At this point in Santa María's career, he became the natural heir to President Pinto. Although General Manuel Baquedano was also touted as a candidate, Baquedano's resignation left Santa María as the consensus candidate. He was elected president in 1881.
During his administration, he continued the War of the Pacific to its end. He managed the capture of Lima and forced Peru to sign the Treaty of Ancon (October 29, 1883), putting an end to war. He also wrote the peace treaty with Bolivia in 1884, basis for the future peace Treaty of 1904.
In the domestic front, his main fight was against the power of the Catholic Church. He forced through congress the laws of civil marriage, civil registry and public cemeteries, all of which were functions formerly in the hands of the Church. His actions led to a break in diplomatic relations with Rome. He also put an end to the Pacification of the Araucanía, incorporating the area into the territory of Chile. He centralized the railroads into a state holding, inaugurated the first telephonic line between Santiago and Concepcion, and introduced the first public electric lighting.
Santa María's presidency was also marked by increased electoral fraud and intervention in favor of the government liberals. In the parliamentary election of 1881, the conservatives refused to participate, except for Carlos Walker Martínez who was a candidate for deputy. The government went out of its way to prevent Walker's election and in a district with 20,000 voters there were 34,000 votes. The opposition did manage to elect a few anti-government liberals and radicals. In 1885, the electoral fight was much more violent and the conservatives were determined to oppose fraud. Fights between government supporters and detractors left many dead or wounded and there were numerous reports of votes being stolen by government officials. Santa María, far from denying he participated in fraud, openly admitted it. "I have been called authoritarian. [...] Giving away the votes to unworthy people, to the irrational passions of the parties, and even with universal suffrage, is suicide for a ruler, and I will not commit suicide before a chimera. I can see this well and I will impose myself to govern as well as I can and I will support as many liberal laws as are presented to prepare the ground for a future democracy. Hear me well: future democracy," he once said. On another occasion, he simply admitted, "I have been called an interventor [of elections]. I am. I belong to the old guard and if I participate in intervention it is because I want an effective, disciplined Parliament that collaborates with the government's work for the common good. I have experience and know where I'm going.

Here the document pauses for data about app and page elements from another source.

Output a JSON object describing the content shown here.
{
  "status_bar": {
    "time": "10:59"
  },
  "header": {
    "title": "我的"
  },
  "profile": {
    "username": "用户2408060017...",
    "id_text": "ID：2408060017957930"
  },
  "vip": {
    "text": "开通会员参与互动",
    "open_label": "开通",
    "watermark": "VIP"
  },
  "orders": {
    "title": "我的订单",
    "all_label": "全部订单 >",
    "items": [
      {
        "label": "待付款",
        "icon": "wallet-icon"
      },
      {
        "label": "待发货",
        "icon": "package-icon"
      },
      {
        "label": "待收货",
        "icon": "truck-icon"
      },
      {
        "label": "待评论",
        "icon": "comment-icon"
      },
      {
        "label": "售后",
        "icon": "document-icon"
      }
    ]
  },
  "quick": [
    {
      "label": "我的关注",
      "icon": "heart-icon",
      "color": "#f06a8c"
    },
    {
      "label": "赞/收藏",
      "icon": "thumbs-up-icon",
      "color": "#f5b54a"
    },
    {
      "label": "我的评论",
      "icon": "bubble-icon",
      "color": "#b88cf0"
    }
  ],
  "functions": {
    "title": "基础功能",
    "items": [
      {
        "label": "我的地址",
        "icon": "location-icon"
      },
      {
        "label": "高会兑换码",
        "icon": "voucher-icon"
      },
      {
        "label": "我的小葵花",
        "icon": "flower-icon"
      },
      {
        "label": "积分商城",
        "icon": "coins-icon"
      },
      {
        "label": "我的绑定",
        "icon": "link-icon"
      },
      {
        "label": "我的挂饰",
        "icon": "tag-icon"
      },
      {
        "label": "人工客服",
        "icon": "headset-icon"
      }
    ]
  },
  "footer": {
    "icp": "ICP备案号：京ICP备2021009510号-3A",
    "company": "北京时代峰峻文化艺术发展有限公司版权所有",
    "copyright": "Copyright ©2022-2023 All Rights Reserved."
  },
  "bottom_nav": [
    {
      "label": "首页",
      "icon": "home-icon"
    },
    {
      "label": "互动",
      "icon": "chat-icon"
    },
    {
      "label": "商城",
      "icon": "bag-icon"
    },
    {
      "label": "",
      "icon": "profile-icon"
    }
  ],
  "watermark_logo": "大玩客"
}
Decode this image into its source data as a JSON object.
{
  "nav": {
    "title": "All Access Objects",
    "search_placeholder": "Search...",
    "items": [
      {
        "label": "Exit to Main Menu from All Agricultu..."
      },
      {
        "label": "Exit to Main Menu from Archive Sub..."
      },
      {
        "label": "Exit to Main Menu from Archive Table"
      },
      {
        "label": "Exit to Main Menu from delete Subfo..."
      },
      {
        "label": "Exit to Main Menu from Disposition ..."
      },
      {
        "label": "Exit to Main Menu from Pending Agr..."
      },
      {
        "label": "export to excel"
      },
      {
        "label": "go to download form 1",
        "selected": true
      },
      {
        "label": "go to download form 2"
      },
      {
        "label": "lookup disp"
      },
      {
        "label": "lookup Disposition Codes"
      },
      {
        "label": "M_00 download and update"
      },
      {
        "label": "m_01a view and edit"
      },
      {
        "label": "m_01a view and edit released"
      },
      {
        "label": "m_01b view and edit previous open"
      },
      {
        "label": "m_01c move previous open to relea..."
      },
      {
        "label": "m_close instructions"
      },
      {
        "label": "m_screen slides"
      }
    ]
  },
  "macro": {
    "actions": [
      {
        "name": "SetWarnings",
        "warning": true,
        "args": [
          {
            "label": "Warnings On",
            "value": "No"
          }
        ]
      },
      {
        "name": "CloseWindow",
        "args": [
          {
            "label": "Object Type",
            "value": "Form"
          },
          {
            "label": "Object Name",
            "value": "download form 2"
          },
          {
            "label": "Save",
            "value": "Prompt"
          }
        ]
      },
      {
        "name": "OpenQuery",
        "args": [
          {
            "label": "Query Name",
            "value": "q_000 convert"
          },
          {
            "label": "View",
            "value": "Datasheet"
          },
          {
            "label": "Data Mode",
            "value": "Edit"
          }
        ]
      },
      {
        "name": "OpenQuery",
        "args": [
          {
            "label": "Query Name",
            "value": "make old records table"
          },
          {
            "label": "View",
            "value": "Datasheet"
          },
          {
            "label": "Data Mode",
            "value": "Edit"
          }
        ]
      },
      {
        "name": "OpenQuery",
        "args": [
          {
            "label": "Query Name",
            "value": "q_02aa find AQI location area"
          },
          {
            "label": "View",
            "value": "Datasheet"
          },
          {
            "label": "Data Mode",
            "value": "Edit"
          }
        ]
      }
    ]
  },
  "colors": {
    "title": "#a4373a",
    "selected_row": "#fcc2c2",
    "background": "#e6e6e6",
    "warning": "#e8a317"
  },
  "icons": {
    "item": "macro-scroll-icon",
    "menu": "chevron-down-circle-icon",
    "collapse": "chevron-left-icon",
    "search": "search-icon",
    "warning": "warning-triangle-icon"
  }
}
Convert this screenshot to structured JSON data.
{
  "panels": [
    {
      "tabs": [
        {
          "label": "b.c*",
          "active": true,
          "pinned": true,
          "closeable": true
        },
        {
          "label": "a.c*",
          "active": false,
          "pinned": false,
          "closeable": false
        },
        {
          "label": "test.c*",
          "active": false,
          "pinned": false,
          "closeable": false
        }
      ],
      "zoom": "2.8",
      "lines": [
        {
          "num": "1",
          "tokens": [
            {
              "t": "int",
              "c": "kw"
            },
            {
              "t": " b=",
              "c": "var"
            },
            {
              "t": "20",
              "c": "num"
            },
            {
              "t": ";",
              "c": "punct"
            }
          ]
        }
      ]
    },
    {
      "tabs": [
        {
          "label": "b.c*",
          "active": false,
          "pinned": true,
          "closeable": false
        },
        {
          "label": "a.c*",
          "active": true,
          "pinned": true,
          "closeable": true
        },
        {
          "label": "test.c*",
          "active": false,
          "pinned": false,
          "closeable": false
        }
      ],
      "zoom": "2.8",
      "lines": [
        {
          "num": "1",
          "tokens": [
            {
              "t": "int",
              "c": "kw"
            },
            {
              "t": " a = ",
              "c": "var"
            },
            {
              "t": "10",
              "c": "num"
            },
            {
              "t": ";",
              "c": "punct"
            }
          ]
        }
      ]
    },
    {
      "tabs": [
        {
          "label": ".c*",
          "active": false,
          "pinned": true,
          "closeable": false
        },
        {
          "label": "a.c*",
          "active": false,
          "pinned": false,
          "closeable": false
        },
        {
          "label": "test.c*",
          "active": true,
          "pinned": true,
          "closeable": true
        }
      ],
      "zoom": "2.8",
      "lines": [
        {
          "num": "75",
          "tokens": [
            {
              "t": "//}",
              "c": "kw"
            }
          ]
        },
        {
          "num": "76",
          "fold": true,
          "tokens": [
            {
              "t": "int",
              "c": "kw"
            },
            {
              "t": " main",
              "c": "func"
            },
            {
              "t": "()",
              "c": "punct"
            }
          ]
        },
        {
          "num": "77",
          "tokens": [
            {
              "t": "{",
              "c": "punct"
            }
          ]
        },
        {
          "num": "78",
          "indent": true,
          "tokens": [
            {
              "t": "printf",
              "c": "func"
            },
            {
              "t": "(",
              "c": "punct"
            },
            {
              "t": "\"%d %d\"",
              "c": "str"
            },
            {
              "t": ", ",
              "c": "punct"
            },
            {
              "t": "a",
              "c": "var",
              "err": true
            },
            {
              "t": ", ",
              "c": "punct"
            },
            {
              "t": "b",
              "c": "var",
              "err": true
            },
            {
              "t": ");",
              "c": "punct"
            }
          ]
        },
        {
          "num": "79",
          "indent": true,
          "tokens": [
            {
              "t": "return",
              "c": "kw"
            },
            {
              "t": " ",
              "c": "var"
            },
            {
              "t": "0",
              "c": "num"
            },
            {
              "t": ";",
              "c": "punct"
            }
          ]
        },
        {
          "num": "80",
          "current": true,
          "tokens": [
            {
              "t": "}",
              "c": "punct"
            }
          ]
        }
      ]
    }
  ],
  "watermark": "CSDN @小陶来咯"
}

I cannot let the theorists undo what Portales, Bulnes, Montt, and Errázuriz have done."
- New International Encyclopedia. 1905. .
| President of Chile
José Manuel Balmaceda
| President of the Senate of Chile
José Victorino Lastarria
| Minister of Finance
| Minister of Foreign Affairs
Miguel Luis Amunátegui
| Minister of the Interior